Horchata Deli Grocery ...

Plus, a bowling alley with pizza is coming to LES — and more intel

Brooklyn Museum to launch David Bowie-themed dinner series

David Bowie has been sweeping the city ever since the Brooklyn Museum landed the final showing of the worldwide “David Bowie is” exhibit. There are now Bowie-themed MetroCards, and BKW by Brooklyn Winery in Crown Heights has a full list of Bowie-themed cocktails. Now the Brooklyn Museum’s full-service restaurant The Norm is launching a four-night dinner series that highlights the influence of Berlin, Tokyo, Philadelphia, and London on Bowie’s music and career. Each dinner focuses on a different city with four courses made by Saul Bolton, The Norm’s chef with Michelin cred. The dinners run April 22, May 20, June 10, and July 1. Tickets can be purchased here and are $95 including exhibit admission or $75 for just the dinner.

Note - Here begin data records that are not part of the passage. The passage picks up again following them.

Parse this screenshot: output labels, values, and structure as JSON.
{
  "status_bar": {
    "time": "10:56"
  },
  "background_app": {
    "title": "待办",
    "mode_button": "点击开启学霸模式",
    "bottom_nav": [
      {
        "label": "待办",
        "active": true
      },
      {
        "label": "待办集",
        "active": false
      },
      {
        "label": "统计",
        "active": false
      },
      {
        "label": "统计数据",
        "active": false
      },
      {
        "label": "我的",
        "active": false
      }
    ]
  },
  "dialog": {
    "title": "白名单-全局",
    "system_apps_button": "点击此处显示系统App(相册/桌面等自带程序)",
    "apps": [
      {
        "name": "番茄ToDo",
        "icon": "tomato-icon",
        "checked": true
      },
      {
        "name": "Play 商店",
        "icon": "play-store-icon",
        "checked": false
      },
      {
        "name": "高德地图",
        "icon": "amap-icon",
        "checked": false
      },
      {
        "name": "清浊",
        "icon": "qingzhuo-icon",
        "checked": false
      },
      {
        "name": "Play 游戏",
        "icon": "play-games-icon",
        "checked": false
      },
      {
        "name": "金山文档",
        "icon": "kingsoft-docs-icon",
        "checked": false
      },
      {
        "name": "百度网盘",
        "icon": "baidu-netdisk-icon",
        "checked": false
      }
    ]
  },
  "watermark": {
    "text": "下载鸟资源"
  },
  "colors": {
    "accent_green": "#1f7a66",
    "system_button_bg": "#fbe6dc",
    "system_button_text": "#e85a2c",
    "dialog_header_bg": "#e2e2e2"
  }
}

Fried chicken at Beatrice Inn

Angie Mar’s Beatrice Inn now has a late-night bar snack that’s priced way lower than a lot of the restaurant’s meaty offerings. The new three-piece buttermilk fried chicken with spicy honey snack is $15 and available Sundays from 5:30 p.m. to close and all other evenings from 10 p.m. to 1 a.m. For the rest of this week, the restaurant is also offering half-off splits of Gosset Blanc at the bar for those who want some Champagne with their chicken.

Bowling bar with a...